§ Dataset rows describing interfaces:
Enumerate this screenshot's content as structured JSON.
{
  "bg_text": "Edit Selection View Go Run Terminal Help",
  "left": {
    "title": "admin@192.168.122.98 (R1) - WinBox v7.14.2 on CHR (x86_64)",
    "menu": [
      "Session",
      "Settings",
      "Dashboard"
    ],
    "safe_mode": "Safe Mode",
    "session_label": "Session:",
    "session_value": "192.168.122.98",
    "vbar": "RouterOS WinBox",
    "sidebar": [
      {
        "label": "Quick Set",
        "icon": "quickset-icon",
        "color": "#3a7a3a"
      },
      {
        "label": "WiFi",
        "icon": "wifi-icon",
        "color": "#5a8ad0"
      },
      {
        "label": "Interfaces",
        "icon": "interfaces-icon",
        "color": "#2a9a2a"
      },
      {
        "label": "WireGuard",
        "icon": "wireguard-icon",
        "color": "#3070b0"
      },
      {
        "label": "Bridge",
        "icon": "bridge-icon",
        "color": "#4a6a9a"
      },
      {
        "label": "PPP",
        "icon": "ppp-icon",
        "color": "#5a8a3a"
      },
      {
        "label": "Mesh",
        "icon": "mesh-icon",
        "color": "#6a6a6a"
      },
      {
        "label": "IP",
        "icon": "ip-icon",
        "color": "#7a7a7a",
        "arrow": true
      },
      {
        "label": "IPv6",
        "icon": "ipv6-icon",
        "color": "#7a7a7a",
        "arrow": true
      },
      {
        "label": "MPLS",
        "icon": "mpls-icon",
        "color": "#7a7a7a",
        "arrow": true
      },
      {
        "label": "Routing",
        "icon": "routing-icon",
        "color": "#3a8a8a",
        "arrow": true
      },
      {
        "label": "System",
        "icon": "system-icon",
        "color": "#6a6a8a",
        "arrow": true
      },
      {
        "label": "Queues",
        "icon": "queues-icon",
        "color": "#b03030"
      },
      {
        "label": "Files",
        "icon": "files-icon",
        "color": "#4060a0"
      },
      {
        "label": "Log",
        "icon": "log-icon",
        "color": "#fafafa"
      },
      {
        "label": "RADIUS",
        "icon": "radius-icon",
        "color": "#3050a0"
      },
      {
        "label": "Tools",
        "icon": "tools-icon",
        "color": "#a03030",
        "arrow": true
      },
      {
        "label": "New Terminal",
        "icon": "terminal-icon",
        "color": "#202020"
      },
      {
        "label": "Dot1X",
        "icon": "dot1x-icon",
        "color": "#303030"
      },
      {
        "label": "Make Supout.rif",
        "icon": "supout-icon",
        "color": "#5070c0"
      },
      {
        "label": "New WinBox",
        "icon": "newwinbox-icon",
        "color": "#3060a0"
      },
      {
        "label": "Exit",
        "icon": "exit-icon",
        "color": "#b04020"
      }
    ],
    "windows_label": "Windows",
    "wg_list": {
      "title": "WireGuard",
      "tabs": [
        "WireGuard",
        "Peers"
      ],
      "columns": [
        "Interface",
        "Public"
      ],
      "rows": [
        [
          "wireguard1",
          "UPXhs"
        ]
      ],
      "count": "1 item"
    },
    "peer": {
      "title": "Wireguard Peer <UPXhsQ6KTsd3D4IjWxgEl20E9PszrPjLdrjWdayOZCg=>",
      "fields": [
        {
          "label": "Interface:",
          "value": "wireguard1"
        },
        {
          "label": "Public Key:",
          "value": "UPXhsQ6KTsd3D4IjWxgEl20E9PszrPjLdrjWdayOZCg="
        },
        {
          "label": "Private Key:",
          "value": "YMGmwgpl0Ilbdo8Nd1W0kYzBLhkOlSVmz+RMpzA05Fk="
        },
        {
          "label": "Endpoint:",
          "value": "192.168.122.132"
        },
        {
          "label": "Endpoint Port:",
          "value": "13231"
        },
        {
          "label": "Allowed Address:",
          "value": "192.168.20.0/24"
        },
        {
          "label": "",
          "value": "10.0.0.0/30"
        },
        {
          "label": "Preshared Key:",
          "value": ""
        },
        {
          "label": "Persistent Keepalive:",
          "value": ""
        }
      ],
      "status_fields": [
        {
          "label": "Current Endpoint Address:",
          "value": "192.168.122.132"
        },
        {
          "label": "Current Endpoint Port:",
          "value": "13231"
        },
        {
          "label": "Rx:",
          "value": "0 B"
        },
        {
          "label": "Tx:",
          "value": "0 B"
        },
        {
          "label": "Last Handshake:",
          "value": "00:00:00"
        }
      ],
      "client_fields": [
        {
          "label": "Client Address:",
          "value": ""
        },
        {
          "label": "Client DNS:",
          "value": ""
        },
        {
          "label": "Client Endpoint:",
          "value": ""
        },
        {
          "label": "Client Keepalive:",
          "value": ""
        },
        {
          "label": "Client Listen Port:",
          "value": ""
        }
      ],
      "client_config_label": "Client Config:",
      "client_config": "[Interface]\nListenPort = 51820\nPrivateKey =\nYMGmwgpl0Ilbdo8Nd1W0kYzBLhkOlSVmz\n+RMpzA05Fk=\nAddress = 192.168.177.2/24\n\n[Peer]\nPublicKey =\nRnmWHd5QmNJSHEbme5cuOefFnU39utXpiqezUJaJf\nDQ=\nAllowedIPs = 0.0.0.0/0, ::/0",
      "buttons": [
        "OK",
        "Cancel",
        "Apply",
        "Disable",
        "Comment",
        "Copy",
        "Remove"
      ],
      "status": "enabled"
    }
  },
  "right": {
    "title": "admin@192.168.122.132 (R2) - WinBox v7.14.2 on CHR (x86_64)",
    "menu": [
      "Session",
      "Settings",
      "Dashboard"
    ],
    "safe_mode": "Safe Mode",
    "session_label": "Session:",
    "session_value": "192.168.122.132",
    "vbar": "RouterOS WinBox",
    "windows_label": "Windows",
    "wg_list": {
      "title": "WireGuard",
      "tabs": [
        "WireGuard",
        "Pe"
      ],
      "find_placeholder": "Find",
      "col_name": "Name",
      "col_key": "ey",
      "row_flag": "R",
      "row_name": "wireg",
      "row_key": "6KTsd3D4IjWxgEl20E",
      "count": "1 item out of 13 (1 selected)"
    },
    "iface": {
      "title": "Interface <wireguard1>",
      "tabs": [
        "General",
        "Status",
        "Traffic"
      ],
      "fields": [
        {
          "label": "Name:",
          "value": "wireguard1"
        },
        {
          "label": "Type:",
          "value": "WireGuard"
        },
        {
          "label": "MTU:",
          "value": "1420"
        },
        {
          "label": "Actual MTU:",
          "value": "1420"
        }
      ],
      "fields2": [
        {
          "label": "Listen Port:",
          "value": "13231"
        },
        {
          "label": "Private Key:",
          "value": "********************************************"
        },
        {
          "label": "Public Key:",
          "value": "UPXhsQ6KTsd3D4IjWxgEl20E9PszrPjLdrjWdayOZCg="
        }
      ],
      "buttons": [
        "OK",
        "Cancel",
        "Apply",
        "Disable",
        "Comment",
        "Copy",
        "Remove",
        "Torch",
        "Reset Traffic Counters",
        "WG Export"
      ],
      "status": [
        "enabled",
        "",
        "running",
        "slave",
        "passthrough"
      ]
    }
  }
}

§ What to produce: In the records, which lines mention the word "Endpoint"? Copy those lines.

§ Reply:
          "label": "Endpoint:",
          "label": "Endpoint Port:",
          "label": "Current Endpoint Address:",
          "label": "Current Endpoint Port:",
          "label": "Client Endpoint:",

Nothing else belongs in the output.